(Items from an interface collection)
::::::::::
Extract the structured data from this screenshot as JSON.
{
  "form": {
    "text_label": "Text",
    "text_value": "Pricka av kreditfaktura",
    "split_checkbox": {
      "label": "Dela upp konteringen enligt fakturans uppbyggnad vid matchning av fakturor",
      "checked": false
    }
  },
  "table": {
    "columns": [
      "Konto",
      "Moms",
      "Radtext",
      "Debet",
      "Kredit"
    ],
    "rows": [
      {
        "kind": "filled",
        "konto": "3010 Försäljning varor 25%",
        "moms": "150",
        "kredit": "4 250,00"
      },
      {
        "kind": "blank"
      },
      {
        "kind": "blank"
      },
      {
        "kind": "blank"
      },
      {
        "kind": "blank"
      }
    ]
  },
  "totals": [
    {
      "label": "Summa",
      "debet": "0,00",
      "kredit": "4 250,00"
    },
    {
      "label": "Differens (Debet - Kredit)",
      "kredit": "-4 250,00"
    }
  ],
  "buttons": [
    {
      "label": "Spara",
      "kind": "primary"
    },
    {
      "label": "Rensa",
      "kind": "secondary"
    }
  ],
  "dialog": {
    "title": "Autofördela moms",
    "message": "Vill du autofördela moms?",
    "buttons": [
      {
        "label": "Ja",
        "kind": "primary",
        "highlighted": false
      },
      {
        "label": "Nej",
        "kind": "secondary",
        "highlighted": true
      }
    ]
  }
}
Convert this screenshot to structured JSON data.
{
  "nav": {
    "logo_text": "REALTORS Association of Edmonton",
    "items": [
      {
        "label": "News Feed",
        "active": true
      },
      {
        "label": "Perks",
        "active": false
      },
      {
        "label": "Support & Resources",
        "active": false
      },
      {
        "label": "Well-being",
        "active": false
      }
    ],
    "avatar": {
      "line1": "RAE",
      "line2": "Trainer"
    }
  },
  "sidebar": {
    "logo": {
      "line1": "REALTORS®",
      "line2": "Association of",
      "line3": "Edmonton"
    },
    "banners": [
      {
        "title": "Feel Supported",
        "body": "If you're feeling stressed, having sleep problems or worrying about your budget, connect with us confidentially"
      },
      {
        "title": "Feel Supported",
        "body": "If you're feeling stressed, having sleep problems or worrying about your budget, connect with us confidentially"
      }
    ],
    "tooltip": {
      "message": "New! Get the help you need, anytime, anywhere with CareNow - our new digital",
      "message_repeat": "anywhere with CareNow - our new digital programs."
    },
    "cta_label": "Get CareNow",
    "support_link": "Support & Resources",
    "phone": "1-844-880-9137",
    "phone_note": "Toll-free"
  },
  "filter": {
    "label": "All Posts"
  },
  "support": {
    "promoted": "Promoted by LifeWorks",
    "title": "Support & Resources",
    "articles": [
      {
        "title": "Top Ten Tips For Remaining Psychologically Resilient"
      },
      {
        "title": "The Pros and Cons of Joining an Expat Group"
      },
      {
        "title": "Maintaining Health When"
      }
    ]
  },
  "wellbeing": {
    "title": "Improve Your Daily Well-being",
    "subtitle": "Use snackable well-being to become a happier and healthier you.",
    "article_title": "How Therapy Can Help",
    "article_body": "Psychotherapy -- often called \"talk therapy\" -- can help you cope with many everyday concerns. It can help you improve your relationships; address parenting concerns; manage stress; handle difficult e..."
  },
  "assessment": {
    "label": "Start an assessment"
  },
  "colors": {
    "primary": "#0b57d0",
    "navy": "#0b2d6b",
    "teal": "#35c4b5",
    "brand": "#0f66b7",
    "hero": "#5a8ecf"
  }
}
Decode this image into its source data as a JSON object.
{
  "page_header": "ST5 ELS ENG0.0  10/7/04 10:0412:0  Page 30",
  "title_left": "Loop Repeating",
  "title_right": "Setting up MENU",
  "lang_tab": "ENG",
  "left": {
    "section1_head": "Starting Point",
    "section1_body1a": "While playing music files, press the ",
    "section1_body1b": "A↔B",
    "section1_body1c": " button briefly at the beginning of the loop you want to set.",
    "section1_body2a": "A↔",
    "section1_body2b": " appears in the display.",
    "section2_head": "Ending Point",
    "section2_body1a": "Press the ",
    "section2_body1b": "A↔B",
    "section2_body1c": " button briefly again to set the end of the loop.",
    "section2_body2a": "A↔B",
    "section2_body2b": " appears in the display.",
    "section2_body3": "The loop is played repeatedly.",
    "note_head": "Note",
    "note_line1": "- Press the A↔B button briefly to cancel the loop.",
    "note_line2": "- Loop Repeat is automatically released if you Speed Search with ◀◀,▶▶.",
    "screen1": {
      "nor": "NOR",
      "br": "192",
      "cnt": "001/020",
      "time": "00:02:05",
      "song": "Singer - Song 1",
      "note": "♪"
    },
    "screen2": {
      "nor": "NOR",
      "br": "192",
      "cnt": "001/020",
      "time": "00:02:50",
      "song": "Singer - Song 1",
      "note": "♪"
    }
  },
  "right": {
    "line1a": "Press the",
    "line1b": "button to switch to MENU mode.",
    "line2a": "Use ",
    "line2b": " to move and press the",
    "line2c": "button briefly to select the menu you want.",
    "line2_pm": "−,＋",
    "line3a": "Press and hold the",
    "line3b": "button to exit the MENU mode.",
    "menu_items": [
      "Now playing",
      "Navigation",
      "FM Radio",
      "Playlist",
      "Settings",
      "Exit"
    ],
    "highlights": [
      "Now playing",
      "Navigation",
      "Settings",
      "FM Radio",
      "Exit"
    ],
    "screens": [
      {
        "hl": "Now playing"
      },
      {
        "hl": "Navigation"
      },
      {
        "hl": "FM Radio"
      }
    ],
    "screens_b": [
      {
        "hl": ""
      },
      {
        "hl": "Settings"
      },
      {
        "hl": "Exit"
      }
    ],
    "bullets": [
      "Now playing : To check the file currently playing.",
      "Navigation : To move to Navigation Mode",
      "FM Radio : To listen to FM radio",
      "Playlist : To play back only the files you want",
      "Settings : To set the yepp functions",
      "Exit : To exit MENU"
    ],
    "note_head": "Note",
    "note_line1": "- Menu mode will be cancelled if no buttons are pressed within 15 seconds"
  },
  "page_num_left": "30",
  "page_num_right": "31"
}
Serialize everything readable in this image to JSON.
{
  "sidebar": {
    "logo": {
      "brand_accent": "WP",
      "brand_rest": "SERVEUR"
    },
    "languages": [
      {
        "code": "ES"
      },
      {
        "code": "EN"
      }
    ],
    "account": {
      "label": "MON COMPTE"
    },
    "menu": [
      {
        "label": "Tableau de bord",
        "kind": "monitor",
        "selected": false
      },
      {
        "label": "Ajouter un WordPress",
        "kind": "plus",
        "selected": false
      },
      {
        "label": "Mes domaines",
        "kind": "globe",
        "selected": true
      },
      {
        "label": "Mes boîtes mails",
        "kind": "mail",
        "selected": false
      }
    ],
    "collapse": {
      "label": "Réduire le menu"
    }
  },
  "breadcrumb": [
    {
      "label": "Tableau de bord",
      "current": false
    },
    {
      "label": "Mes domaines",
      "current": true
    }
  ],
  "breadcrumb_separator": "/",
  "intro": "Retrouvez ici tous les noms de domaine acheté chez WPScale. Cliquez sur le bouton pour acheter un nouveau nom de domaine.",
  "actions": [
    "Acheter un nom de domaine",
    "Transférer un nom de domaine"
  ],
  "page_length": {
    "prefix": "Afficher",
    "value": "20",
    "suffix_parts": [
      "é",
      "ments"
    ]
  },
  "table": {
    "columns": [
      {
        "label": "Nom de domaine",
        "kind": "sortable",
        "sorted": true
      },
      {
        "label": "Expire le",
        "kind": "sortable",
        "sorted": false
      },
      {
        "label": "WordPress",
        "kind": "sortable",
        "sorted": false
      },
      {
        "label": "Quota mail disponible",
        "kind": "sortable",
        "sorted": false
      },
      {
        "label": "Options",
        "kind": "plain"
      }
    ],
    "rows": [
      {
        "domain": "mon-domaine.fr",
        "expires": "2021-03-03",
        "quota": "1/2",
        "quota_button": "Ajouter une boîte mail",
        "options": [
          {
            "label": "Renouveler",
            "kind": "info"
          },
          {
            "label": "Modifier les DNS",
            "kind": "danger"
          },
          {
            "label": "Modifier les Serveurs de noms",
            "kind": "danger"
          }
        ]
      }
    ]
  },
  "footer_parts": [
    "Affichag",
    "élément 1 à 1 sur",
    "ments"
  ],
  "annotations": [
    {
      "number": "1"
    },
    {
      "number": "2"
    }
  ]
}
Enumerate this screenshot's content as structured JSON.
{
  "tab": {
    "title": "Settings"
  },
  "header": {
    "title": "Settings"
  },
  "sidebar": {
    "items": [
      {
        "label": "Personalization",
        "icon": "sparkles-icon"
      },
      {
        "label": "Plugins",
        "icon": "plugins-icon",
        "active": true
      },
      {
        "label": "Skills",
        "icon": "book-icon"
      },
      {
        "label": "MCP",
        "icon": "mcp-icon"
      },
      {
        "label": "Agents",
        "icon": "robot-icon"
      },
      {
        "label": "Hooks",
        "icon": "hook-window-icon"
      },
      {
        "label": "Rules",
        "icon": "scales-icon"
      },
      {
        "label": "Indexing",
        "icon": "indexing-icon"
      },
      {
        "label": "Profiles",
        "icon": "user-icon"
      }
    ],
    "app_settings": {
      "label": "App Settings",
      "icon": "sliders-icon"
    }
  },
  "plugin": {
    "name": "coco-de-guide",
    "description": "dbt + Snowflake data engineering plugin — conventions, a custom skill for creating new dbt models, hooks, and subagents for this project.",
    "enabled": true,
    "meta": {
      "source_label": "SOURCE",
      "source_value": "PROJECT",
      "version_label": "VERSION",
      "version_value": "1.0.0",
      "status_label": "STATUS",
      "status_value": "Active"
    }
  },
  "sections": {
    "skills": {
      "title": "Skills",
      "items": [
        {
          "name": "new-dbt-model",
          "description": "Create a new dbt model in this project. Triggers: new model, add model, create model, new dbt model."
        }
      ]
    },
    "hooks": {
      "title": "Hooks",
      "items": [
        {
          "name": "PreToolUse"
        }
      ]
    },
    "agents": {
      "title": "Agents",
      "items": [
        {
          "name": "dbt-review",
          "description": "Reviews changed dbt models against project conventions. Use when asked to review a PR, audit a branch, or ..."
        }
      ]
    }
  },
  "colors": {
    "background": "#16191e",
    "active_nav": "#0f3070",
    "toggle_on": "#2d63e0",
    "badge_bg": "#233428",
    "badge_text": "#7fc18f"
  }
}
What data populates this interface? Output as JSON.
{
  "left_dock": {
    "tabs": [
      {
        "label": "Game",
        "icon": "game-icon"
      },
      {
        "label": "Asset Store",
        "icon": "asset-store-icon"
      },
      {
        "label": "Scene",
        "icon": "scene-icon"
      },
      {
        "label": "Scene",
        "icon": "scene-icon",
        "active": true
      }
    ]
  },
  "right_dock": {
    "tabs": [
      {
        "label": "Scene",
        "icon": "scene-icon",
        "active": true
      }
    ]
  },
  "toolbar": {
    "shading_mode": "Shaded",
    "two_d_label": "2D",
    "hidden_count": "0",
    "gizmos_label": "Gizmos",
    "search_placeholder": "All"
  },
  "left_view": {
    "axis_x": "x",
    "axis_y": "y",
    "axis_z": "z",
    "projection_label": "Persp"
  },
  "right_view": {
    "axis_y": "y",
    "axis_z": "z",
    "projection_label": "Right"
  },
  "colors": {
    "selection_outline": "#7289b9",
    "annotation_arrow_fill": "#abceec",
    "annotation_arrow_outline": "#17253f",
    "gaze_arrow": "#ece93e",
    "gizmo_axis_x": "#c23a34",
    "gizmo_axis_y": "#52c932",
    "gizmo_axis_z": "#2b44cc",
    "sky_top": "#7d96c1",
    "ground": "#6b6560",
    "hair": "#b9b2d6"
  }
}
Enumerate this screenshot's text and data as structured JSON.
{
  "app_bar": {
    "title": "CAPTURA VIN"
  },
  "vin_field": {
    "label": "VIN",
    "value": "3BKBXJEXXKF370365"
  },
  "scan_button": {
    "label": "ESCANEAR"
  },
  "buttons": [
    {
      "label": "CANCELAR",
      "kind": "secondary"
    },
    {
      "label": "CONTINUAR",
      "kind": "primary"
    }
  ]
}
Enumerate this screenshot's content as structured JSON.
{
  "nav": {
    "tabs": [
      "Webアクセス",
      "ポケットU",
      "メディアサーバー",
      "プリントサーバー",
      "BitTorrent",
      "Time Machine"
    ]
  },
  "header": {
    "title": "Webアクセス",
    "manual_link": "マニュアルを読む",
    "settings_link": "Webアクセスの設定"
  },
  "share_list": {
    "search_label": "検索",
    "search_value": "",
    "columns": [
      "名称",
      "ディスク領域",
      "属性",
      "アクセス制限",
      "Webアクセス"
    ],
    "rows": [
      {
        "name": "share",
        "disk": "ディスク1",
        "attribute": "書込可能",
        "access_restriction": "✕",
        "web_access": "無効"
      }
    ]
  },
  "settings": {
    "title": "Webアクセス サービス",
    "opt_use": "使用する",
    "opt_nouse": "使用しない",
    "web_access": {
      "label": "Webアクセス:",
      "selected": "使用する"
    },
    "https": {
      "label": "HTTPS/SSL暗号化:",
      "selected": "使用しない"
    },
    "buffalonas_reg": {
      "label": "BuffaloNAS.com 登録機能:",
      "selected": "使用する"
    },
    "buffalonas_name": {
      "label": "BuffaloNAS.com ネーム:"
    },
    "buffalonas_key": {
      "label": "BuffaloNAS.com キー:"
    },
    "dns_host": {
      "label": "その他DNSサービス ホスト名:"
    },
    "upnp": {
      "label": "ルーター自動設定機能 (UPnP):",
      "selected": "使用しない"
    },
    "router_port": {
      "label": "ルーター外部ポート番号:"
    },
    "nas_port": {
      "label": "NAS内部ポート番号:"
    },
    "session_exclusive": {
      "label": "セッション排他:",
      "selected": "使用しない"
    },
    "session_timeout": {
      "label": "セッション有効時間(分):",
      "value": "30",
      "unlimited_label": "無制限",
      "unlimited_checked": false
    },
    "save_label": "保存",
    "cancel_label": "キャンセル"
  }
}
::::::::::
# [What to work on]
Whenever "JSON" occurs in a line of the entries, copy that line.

# [Output of the task]
Extract the structured data from this screenshot as JSON.
Convert this screenshot to structured JSON data.
Decode this image into its source data as a JSON object.
Serialize everything readable in this image to JSON.
Enumerate this screenshot's content as structured JSON.
What data populates this interface? Output as JSON.
Enumerate this screenshot's text and data as structured JSON.
Enumerate this screenshot's content as structured JSON.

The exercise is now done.